- Associated Press - Thursday, May 29, 2014

NEW ORLEANS (AP) - A man already serving a life sentence for a 2008 New Orleans murder lost a bid Thursday to have related federal racketeering charges dismissed - an effort that led to two journalists being called to testify under oath.

Attorneys for Telly Hankton and five federal co-defendants had argued that their federal charges should be dismissed because FBI agents divulged secret grand jury information to journalists John Simerman and Gordon Russell in an October 2012 meeting. The journalists later published a story for Nola.com/The Times-Picayune saying prosecutors were poised to indict Hankton and others.

The indictment - alleging multiple killings, assaults, drug trafficking and gun law violations - came days later.

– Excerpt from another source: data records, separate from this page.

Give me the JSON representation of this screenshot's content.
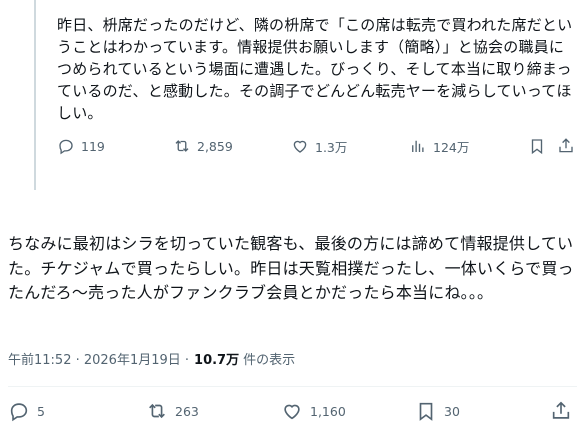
{
  "quoted_post": {
    "text": "昨日、枡席だったのだけど、隣の枡席で「この席は転売で買われた席だということはわかっています。情報提供お願いします（簡略）」と協会の職員につめられているという場面に遭遇した。びっくり、そして本当に取り締まっているのだ、と感動した。その調子でどんどん転売ヤーを減らしていってほしい。",
    "actions": {
      "reply_count": "119",
      "repost_count": "2,859",
      "like_count": "1.3万",
      "views_count": "124万"
    }
  },
  "post": {
    "text": "ちなみに最初はシラを切っていた観客も、最後の方には諦めて情報提供していた。チケジャムで買ったらしい。昨日は天覧相撲だったし、一体いくらで買ったんだろ〜売った人がファンクラブ会員とかだったら本当にね。。。",
    "timestamp": "午前11:52 · 2026年1月19日 ·",
    "views": "10.7万",
    "views_label": "件の表示",
    "actions": {
      "reply_count": "5",
      "repost_count": "263",
      "like_count": "1,160",
      "bookmark_count": "30"
    }
  },
  "icons": {
    "reply": "reply-icon",
    "repost": "repost-icon",
    "like": "heart-icon",
    "views": "analytics-icon",
    "bookmark": "bookmark-icon",
    "share": "share-icon"
  },
  "colors": {
    "text": "#0f1419",
    "secondary": "#536471",
    "divider": "#eff3f4",
    "thread_line": "#cfd9de"
  }
}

Simerman and Russell, who now work for The New Orleans Advocate, unsuccessfully fought defense subpoenas in a case that involved First Amendment press freedom issues and defendants’ rights to due process.

With U.S. District Judge Martin Feldman sharply narrowing the scope of questioning, they testified under court order this week that the agents were not their sources of information about the indictment.

Neither was made to identify confidential sources.

The two FBI agents and their former supervisor also testified.

Feldman ruled against Hankton and his co-defendants hours after the hearing, which spanned two days, ended Thursday.

“There is simply no indication, beyond speculation, that the agents’ statements substantially influenced the grand jury’s decisions to indict those defendants mentioned in the article, or those others not mentioned,” Feldman wrote.

Telly Hankton is already serving a life sentence on a state murder conviction for the 2008 killing of Darnell Stewart. The complex federal indictment notes Stewart’s death and ties Hankton to one other killing. It could lead, his attorneys say, to a federal death sentence.

The indictment also says that two of Hankton’s co-defendants were involved in two other killings.

Sign up for Daily Newsletters

Manage Newsletters

Copyright © 2020 The Washington Times, LLC.

Please read our comment policy before commenting.


Click to Read More and View Comments

Click to Hide